Apr 19, 2019
“Ding, Ding, Ding.” The sound of the bell signals morning meeting—a great start to each day. A strong sense of community is built, and it sets students up for social and academic success. Every morning, students and teachers gather together in a circle for 10 to 20 minutes and purposefully interact with each other.
Apr 12, 2019
Each month we publish several newsletters full of digital learning, funding, professional growth, social media, and STEM resources. Below are items from our blogs and newsletters that educators turned to the most in March.
Apr 05, 2019
As teachers, we must check our systems for equity each time we walk into our classrooms. The key word here is “systems,” for without thoughtful practices, even the most well-intentioned among us fall into the old traps of expediency, implicit bias, and tradition. Here are a few practical structures I use as equity checks that take very little time to implement.
Mar 29, 2019
By Stacey James McAdoo
“Poetry didn’t save my life; it saved yours.” This quote has been dancing around in my head for several days now. The poet who spoke these words meant them quite literally. If it had not been for the countless hours he spent developing, drafting, and delivering his words, he very well could have been out in the streets up to no good. Additionally, without the impact of his poetic words, someone else’s life may have been negatively impacted or even lost. This sentiment, though on the negative end of the spectrum, still communicates an important message: poetry is powerful, and it changes and saves lives.
Mar 22, 2019
Each month we publish blogs and several newsletters full of digital learning, funding, professional growth, social media, and STEM resources. Below are items from our blogs and newsletters that educators turned to the most in February.
Mar 08, 2019
International Women’s Day has provided us with an excellent opportunity to highlight organizations that promote education for women. There are many groups that strive to provide girls and women around the world with important resources, which they may not otherwise have access to. Here is a list of five organizations helping women in their educational pursuits.
Mar 01, 2019
I am an ELL teacher at a public high school. Of the 1,200 students who attend, about 150 of them are refugee and immigrant students who come from more than 20 countries, including Nepal, Liberia, Iraq, Somalia, Vietnam, and Mexico. I have a mix of ninth to twelfth graders in all classes. I emphasize writing and speaking in the curriculum through an intensive writing and public speaking project called Journey to America.

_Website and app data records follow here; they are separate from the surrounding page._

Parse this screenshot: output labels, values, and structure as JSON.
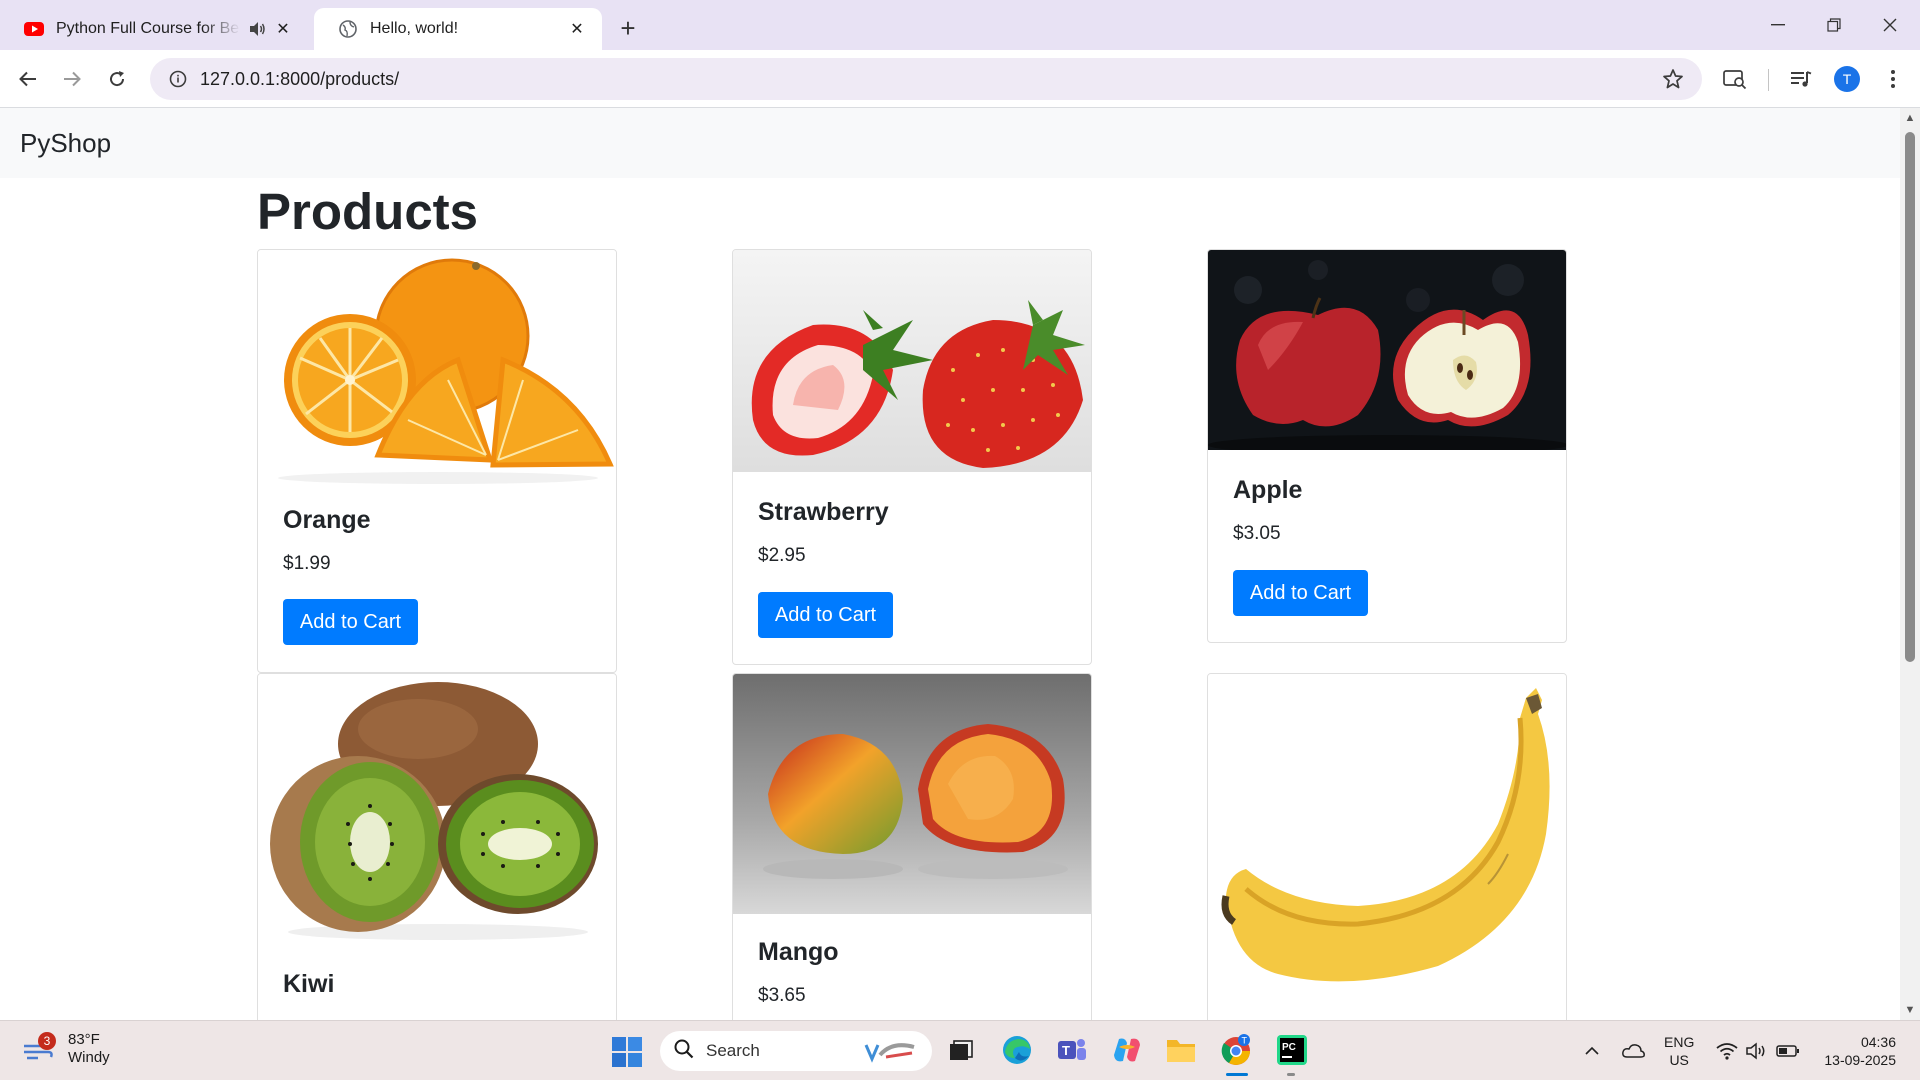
{
  "browser": {
    "tabs": [
      {
        "title": "Python Full Course for Beginners",
        "active": false,
        "icon": "youtube-icon"
      },
      {
        "title": "Hello, world!",
        "active": true,
        "icon": "globe-icon"
      }
    ],
    "url": "127.0.0.1:8000/products/",
    "profile_initial": "T"
  },
  "page": {
    "brand": "PyShop",
    "heading": "Products",
    "products": [
      {
        "name": "Orange",
        "price": "$1.99",
        "button": "Add to Cart"
      },
      {
        "name": "Strawberry",
        "price": "$2.95",
        "button": "Add to Cart"
      },
      {
        "name": "Apple",
        "price": "$3.05",
        "button": "Add to Cart"
      },
      {
        "name": "Kiwi",
        "price": "",
        "button": ""
      },
      {
        "name": "Mango",
        "price": "$3.65",
        "button": ""
      },
      {
        "name": "",
        "price": "",
        "button": ""
      }
    ]
  },
  "taskbar": {
    "weather": {
      "temp": "83°F",
      "condition": "Windy",
      "badge": "3"
    },
    "search_placeholder": "Search",
    "lang": {
      "line1": "ENG",
      "line2": "US"
    },
    "clock": {
      "time": "04:36",
      "date": "13-09-2025"
    },
    "profile_badge": "T"
  },
  "colors": {
    "primary_button": "#007bff",
    "tab_strip": "#e8e2f4",
    "taskbar": "#eee6e6"
  }
}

Feb 22, 2019
A year ago, I boarded an airplane and took my window seat next to a middle school girl and her mom. We were about to take off and travel the length of the country when I heard delighted laughter coming from my row mates. Of course, I wanted to know what was so funny, so I listened a little closer, which is not hard when you are seated on a crowded airplane.
Feb 15, 2019
Each month we publish blogs and newsletters full of digital learning, funding, professional growth, social media, and STEM resources. Below are items from our blogs and newsletters that educators turned to the most in January.
Feb 08, 2019
I've had the opportunity to speak at various colleges around my state this year. Although each campus has its own flavor, I am guaranteed to be asked one question at some point in my visit—usually from a student teacher. Although it comes in many forms, it goes something like this: “I'm student teaching. Whenever other teachers in my building find out I’m going to become a teacher they ask why. They say get out while you still can.”
Although I disagree with the statement, the question is necessary—why are you teaching? My why comes in two parts: it’s for myself and my students.
Feb 01, 2019
By the time students reach high school, they have fully embraced a particular idea of themselves as a learner. I frequently hear students say things like “I’m not good at math,” “reading is too hard,” or “I don’t do well on tests.” These comments are made by bright young people who are too young to give up. What I know for certain is that they want and need a teacher to tell them they are wrong.
Jan 25, 2019
I almost shortchanged Shakespeare this semester. And I love him. I love the excitement in his plays; I love his characters—especially those strong, “saucy” females! I love the pomp and illustriousness of it all. I love the linguistic rhythm and how dance-like it is.
But I am a harried English teacher returning from a yearlong sabbatical and teaching two preps I have never taught in prior years. I am rushed and frazzled in ways I haven’t experienced since I was a first-year teacher.
Jan 18, 2019
Each month we publish blogs and several newsletters full of digital learning, funding, professional growth, social media, and STEM resources. Below are items from our blogs and newsletters that educators turned to the most in December.
Jan 11, 2019
I can remember the feeling of dread resting heavy in my stomach as I sat in my first grade classroom. I remember the taste of the green medicine I had to take to combat the ulcers I developed from stress and the overwhelming feeling of not being good enough. I remember crying at home and not wanting to go to school, and lying in bed at night completely consumed with anxiety and fear. I remember my teacher lying to my parents and the principal about me and feeling completely helpless. I remember having no friends and feeling like a failure. I remember the power that first grade teacher held over me—shaping me into a nervous, anxious child who took absolutely no risks and focused solely on being perfect. Yet no matter how hard I tried, I never was. If you asked me what I wanted to be when I grew up as I finished first grade, I never would have said teacher. I didn’t think very highly of teachers at that point.
Jan 04, 2019